Rates and Points Explained
One point is one percent of the loan amount.
Most lenders offer a range rates and points. Rates are usually provided in 0.125% increments each with a corresponding point charge or credit (YSP). Higher rates provide credit points (YSP) and lower rates require increasing points (discount)
Example: On a day when a lender offers 5.00% rate and 0 points, they may also offer 4.00% with a two-point cost and 6.00% with a two-point credit.
- Origination Point: The origination fee is typically one to two percent of the loan amount, which is the lender’s loan fee. The origination fee is paid at closing. FHA and VA limit the Origination to one point.
- Discount Points: Discount point are paid to lower the interest rate (Buy the Rate Down). The rule of thumb is a 0.50% rate reduction for each discount point. The exact amount will vary.
- Rebate Points or Yield Spred Premium (YSP):paid by lenders for an increased rate. Rebate points are most often used to pay closing costs. A $300,000, so called, Zero Cost loan requires about two rebate points which raises the rate approximately one percent. The exact number of rebate points needed for a depends on the loan amount.

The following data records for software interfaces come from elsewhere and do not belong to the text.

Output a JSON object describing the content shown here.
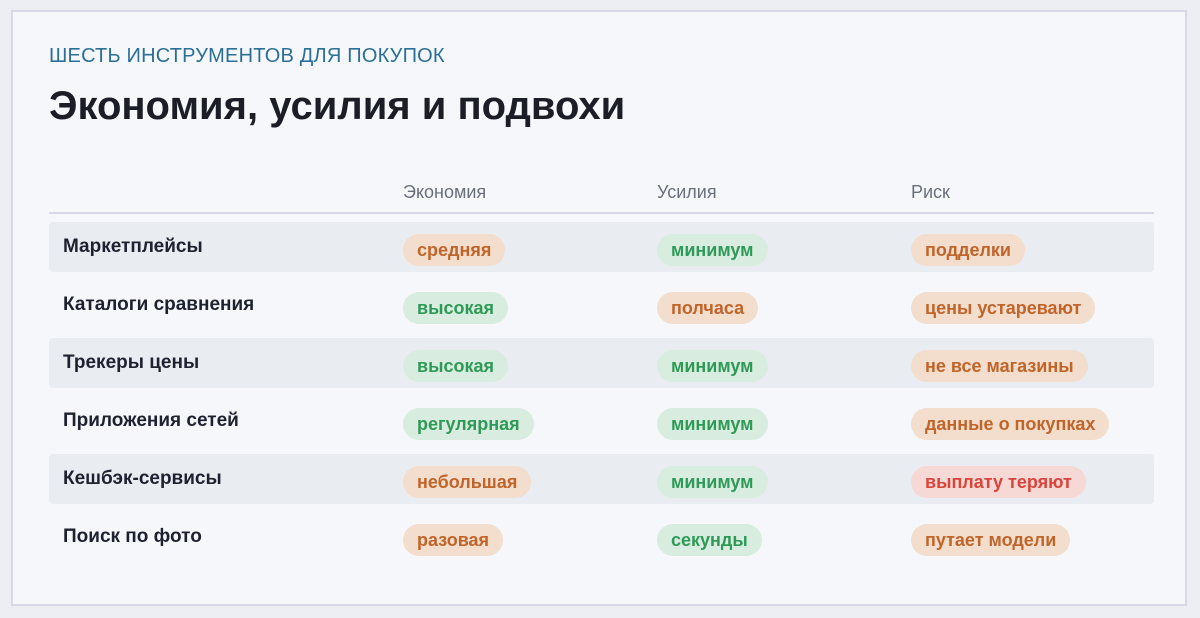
{
  "header": {
    "eyebrow": "ШЕСТЬ ИНСТРУМЕНТОВ ДЛЯ ПОКУПОК",
    "title": "Экономия, усилия и подвохи"
  },
  "columns": [
    "Экономия",
    "Усилия",
    "Риск"
  ],
  "rows": [
    {
      "tool": "Маркетплейсы",
      "savings": "средняя",
      "effort": "минимум",
      "risk": "подделки",
      "savings_level": "mid",
      "effort_level": "good",
      "risk_level": "mid"
    },
    {
      "tool": "Каталоги сравнения",
      "savings": "высокая",
      "effort": "полчаса",
      "risk": "цены устаревают",
      "savings_level": "good",
      "effort_level": "mid",
      "risk_level": "mid"
    },
    {
      "tool": "Трекеры цены",
      "savings": "высокая",
      "effort": "минимум",
      "risk": "не все магазины",
      "savings_level": "good",
      "effort_level": "good",
      "risk_level": "mid"
    },
    {
      "tool": "Приложения сетей",
      "savings": "регулярная",
      "effort": "минимум",
      "risk": "данные о покупках",
      "savings_level": "good",
      "effort_level": "good",
      "risk_level": "mid"
    },
    {
      "tool": "Кешбэк-сервисы",
      "savings": "небольшая",
      "effort": "минимум",
      "risk": "выплату теряют",
      "savings_level": "mid",
      "effort_level": "good",
      "risk_level": "bad"
    },
    {
      "tool": "Поиск по фото",
      "savings": "разовая",
      "effort": "секунды",
      "risk": "путает модели",
      "savings_level": "mid",
      "effort_level": "good",
      "risk_level": "mid"
    }
  ],
  "colors": {
    "good_text": "#2f9a57",
    "good_bg": "#d8eddf",
    "mid_text": "#c0652a",
    "mid_bg": "#f3ddcd",
    "bad_text": "#d9443b",
    "bad_bg": "#f6d8d5",
    "eyebrow": "#2b6f96"
  }
}
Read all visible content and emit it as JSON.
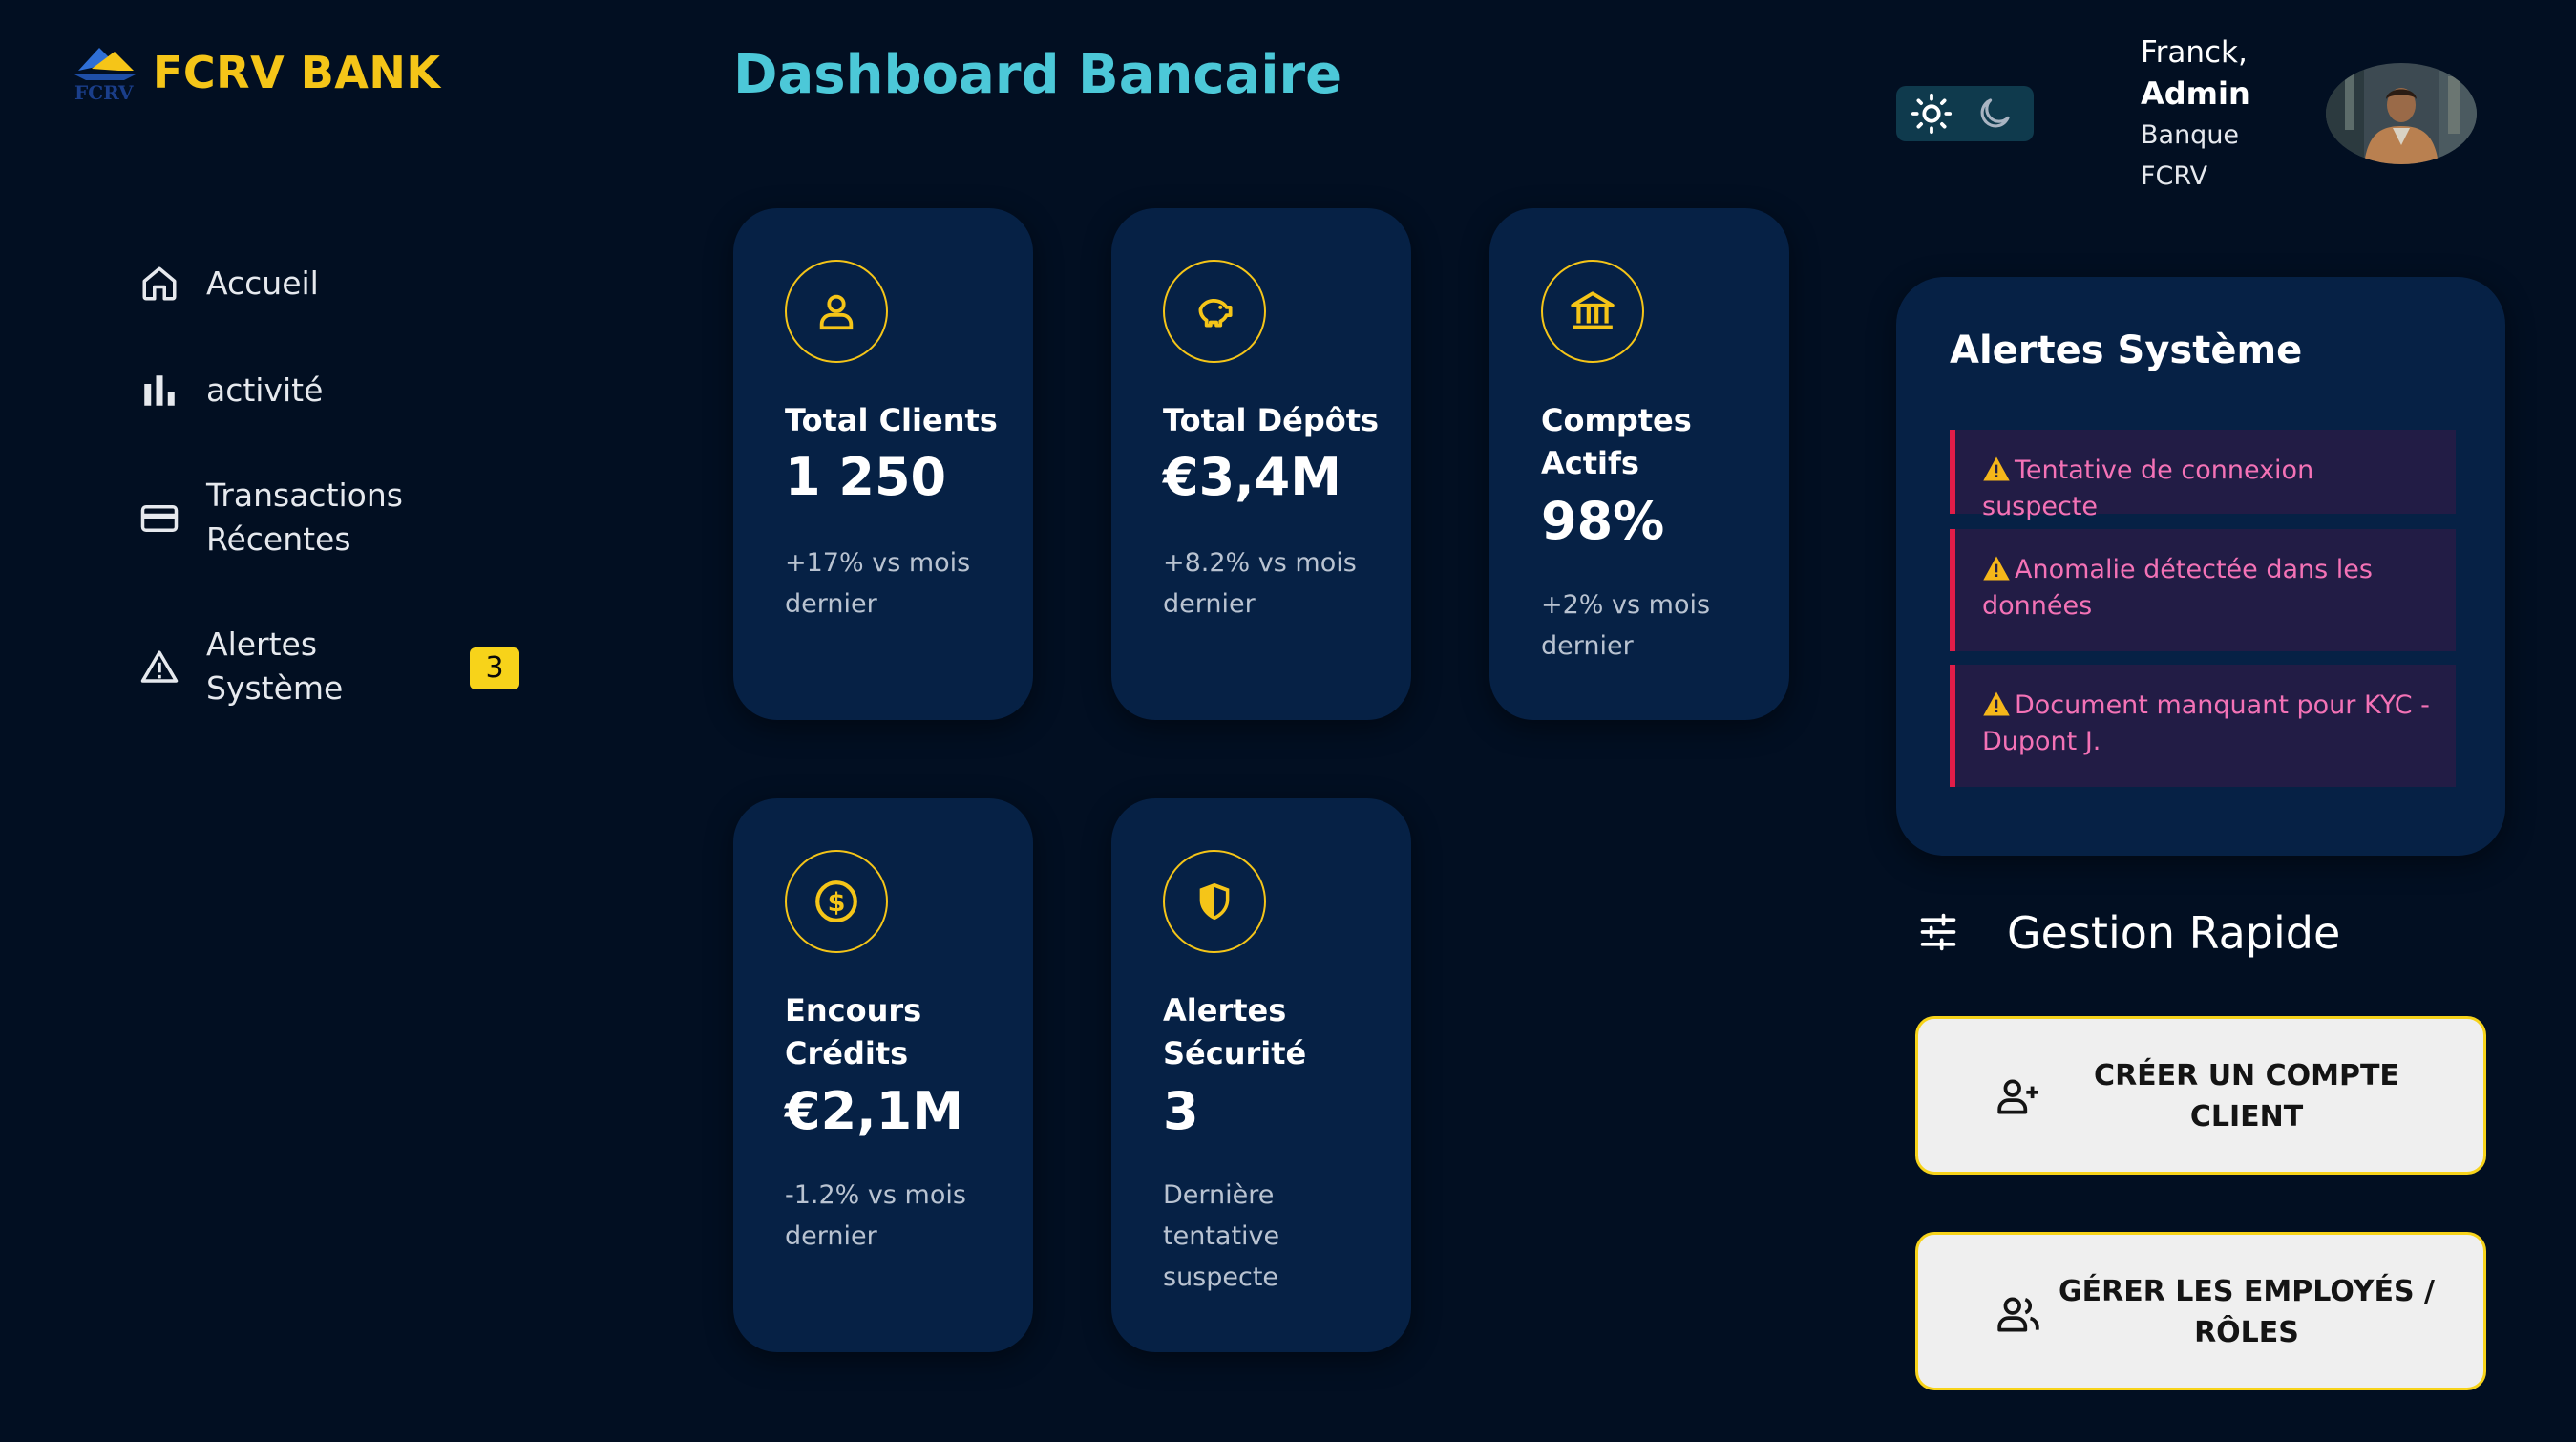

Rates can be “Locked” for specific periods of time, usually in 15, 30, 45 or 60 day increments. It is important to choose a lock period that will cover the time required to close the loan. Once the rate is locked it will not change during the lock term.
- Lock Confirmation: Rates can change without notice. It is possible for a lock to be authorized and by the time the authorization reaches the lender’s lock desk rates could have changed. Rates are not locked until the lock is confirmed by the lender.
- Lock Expiration: It is the policy of almost every lender to hold the rate of an expired lock to the original locked rate in down markets and raise the rate to market in up markets.
- Float Downs: Some lenders allow a one-time float down for their locked rates. This allows the borrower to decrease the locked rate when rates drop lower than the locked rate. There is usually a rate premium for the float down option.
Factors That Change Rates
Rates can change several times a day based on current market conditions.
The most watched indicators are the 10-Year Treasury bond and Fannie Mae Mortgage Backed Securities (MBS). MBS has the closest relationship. Both of these are directional indicators and moves of either indicator may not show an exact corresponding mortgage rate change.
In general; bad economic news is good news for mortgage rates
Effect of Changes to Prime Rate and Federal Reserve Rates.
In most cases, the market anticipates these rate changes and rates are already effected in advance of the actual change.
Example: in 2001 Fed Funds were cut eleven times and in every case on the day of the cut mortgage rates increased because the market already anticipated the change.